Troubles in translation

Today when I visited little baby Rahma from Kurdistan, a group of nurses eagerly asked me if I spoke Kurdish the second I stepped through the door, and my no was greeted with some disappointment and confusion. They explained to me that the monitor showing Rhama’s SPO2 (the amount of oxygen in the blood) was broken, and it was showing a very low number, but really Rahma was doing well. They couldn’t explain this to her mother, who was nervously pacing around the room looking at that dangerously low number. We set out to translate it, so after searching the hospital floor and several phone calls, we got someone to translate, and you could see the relief and happiness from Rahma’s mother instantly.

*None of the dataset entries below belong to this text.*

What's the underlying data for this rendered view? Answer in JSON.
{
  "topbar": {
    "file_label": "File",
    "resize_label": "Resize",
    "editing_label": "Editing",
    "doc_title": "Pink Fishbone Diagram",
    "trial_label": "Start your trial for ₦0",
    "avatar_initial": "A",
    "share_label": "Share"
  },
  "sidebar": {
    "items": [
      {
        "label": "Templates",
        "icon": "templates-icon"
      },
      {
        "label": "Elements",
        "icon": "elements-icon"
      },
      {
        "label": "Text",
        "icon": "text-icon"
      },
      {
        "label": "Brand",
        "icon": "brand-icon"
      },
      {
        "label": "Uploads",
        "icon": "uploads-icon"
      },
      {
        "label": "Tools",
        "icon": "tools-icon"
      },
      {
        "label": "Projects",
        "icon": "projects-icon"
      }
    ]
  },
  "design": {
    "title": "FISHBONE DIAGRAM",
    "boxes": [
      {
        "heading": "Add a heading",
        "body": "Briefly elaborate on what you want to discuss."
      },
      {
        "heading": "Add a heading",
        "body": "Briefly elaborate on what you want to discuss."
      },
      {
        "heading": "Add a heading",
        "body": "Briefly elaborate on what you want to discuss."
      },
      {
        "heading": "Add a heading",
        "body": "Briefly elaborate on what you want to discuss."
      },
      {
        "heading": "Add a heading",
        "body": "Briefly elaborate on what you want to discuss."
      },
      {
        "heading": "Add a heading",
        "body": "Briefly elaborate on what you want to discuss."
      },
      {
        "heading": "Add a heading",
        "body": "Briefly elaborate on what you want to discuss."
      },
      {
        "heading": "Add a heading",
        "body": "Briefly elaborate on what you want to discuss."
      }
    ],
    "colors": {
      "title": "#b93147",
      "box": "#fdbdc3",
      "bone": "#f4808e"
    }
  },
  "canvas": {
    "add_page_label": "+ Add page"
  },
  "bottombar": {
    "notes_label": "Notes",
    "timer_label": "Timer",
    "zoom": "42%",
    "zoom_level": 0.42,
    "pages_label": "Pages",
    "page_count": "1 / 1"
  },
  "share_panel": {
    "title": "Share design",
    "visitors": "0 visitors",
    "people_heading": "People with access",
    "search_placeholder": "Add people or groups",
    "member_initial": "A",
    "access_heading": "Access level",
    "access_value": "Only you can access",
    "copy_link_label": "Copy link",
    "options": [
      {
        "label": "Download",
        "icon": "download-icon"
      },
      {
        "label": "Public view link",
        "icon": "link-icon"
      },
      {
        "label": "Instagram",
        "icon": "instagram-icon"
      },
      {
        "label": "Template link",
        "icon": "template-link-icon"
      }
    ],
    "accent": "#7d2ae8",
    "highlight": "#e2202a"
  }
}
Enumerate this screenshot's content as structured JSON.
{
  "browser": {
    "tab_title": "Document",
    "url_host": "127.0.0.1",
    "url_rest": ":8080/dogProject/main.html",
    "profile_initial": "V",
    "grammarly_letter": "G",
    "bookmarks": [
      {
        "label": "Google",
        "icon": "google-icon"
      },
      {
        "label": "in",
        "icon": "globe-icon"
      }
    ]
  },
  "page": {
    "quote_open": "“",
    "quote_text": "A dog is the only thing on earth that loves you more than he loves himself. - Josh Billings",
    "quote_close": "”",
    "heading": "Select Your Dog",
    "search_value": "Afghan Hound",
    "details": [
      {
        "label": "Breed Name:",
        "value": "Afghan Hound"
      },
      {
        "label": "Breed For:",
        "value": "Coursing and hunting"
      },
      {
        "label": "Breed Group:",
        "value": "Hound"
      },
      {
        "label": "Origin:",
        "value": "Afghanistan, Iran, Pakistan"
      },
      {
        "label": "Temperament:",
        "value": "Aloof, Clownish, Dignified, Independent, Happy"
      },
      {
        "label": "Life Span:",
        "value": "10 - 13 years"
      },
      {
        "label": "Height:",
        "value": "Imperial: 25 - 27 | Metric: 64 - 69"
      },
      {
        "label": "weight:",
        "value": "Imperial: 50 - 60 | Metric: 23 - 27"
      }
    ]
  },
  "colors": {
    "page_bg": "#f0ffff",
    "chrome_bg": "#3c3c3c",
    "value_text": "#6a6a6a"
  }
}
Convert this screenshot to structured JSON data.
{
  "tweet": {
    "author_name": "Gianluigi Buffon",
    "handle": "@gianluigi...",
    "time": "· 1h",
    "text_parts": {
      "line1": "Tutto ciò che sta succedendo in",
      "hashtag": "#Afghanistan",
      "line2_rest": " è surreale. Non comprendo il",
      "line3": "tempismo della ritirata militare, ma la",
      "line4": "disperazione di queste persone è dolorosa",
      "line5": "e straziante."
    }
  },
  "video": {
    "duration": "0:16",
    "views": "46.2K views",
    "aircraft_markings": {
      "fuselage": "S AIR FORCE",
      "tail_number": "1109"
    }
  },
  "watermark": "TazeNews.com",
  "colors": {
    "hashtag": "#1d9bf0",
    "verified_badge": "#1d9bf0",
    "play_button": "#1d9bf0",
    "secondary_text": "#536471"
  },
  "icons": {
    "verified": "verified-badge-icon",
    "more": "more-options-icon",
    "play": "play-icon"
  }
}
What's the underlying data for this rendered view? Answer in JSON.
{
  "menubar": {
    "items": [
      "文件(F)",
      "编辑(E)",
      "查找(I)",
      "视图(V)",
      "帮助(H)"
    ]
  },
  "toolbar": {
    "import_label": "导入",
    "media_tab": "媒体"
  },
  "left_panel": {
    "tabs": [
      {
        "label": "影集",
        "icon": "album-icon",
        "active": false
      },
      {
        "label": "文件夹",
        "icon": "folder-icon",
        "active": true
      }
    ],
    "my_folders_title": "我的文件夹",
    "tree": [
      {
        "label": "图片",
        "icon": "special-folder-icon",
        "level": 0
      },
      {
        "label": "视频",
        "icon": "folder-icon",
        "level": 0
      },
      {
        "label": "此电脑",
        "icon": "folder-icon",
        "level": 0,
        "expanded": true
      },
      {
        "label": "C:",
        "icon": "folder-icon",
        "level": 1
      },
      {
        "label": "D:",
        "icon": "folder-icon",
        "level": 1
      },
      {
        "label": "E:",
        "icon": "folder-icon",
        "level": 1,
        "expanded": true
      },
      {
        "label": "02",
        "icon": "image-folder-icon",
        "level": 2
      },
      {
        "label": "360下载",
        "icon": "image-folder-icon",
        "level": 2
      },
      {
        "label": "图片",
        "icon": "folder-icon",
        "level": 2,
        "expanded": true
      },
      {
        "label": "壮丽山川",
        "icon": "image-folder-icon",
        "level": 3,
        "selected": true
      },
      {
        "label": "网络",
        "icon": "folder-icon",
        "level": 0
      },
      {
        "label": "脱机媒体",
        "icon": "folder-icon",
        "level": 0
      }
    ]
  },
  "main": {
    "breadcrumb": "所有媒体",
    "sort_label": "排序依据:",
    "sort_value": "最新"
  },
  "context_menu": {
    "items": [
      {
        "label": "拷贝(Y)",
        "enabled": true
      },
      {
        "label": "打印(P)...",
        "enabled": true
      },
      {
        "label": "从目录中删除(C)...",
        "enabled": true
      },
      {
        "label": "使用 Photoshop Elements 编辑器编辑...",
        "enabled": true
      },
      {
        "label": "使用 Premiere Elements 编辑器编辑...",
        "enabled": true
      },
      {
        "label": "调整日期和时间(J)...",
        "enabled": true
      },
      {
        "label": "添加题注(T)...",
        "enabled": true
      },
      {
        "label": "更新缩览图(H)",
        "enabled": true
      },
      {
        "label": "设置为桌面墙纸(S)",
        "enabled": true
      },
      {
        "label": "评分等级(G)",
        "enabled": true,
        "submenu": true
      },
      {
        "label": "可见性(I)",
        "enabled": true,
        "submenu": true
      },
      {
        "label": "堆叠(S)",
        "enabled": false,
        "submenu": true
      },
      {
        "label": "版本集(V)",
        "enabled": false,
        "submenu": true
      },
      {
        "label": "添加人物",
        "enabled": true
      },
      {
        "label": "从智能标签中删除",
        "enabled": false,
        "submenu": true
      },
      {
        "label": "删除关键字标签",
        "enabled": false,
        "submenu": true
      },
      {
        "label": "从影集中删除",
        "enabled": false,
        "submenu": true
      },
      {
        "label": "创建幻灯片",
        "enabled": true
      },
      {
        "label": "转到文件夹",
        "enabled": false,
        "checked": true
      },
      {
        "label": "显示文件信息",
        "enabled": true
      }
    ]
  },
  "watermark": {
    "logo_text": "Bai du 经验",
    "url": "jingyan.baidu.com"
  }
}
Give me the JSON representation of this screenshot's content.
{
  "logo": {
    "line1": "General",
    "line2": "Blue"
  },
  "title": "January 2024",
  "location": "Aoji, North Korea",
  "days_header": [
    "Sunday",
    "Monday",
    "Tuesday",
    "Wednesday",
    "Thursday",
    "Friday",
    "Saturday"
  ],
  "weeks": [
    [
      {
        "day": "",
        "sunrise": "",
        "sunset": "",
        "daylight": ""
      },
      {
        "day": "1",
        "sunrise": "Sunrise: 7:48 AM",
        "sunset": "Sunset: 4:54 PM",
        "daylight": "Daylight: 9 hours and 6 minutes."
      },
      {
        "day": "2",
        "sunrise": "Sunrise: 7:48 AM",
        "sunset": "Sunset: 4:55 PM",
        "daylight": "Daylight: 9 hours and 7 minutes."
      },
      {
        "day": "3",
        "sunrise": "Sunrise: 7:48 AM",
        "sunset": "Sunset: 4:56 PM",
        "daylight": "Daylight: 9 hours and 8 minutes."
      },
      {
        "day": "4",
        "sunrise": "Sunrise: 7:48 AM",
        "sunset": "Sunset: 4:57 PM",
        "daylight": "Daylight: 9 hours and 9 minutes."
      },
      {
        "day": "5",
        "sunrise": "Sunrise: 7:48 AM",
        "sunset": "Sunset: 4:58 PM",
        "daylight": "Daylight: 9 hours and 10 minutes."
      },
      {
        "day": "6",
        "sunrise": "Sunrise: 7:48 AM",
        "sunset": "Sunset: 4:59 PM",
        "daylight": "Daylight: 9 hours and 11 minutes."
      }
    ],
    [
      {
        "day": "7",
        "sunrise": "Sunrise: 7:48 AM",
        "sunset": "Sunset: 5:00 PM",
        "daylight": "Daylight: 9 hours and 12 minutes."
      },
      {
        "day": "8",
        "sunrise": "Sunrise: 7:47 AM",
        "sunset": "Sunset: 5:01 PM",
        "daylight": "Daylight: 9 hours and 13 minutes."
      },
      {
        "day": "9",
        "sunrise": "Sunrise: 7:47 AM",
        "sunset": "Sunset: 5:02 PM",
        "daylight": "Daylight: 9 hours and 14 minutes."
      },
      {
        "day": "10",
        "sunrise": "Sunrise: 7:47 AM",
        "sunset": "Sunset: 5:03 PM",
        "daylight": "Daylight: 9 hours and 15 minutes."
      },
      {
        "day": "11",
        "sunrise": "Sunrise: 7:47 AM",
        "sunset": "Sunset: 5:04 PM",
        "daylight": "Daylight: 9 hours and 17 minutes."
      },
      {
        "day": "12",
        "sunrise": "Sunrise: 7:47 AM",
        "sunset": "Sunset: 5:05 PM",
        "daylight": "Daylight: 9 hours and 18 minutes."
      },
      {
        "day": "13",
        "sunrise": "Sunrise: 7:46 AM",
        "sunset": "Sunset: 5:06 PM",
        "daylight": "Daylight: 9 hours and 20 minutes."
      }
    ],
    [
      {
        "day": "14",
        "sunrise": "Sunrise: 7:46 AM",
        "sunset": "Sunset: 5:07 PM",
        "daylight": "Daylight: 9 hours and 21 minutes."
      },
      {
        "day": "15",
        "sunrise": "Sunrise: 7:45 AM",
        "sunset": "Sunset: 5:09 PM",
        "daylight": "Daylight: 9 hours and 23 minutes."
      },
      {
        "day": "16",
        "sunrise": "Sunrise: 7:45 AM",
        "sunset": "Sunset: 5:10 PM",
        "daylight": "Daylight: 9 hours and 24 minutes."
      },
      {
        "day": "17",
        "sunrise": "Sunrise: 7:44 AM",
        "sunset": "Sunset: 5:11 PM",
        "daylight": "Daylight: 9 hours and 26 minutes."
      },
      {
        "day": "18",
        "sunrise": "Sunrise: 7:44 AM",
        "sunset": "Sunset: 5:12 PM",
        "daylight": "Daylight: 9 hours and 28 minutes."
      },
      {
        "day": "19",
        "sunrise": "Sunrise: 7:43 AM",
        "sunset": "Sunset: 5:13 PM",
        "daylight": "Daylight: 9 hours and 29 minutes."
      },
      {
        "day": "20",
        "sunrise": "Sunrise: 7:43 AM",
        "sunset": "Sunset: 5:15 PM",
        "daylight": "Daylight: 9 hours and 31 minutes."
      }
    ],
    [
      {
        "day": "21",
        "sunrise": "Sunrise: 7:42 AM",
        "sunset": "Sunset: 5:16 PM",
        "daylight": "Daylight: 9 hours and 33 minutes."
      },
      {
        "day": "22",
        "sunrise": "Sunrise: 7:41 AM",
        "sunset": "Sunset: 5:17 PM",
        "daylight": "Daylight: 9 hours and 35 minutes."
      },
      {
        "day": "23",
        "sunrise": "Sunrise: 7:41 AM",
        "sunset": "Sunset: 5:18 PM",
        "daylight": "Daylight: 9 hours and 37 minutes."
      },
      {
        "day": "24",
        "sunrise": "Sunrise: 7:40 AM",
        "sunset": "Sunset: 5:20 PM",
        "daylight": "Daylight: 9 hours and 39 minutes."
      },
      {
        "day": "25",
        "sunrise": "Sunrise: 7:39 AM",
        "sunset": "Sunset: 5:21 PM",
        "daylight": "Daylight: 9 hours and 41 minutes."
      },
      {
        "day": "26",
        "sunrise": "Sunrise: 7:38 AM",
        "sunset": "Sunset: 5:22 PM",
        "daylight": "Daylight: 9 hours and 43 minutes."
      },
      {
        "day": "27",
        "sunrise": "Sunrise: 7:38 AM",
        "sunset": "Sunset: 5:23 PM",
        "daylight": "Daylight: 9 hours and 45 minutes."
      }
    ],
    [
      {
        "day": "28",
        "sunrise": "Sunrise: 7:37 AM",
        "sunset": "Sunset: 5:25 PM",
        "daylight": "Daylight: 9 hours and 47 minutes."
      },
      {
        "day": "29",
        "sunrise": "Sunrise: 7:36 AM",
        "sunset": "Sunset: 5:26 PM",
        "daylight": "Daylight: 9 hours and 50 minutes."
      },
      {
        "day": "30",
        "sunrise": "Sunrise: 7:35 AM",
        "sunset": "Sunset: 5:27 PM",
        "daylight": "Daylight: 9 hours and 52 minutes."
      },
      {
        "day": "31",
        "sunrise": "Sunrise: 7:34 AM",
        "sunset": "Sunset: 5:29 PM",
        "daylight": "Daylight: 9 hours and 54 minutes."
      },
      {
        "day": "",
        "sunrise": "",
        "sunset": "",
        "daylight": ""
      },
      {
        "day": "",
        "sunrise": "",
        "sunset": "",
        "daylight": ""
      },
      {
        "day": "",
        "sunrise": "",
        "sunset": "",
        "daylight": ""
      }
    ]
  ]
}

Rahma’s actual state is a small mystery at this point, she had a seizure after her surgery last week, and at first, the doctors thought that she was having repeated seizures, but now they think it might actually be withdrawal symptoms from the change of medication after her surgery. Doctors will do an EEG test tomorrow to record brain activity and see which it is. Until we figure that out, we don’t know what the future will look like for little Rahma, but as of now she is stable and in all other areas recovering from surgery well.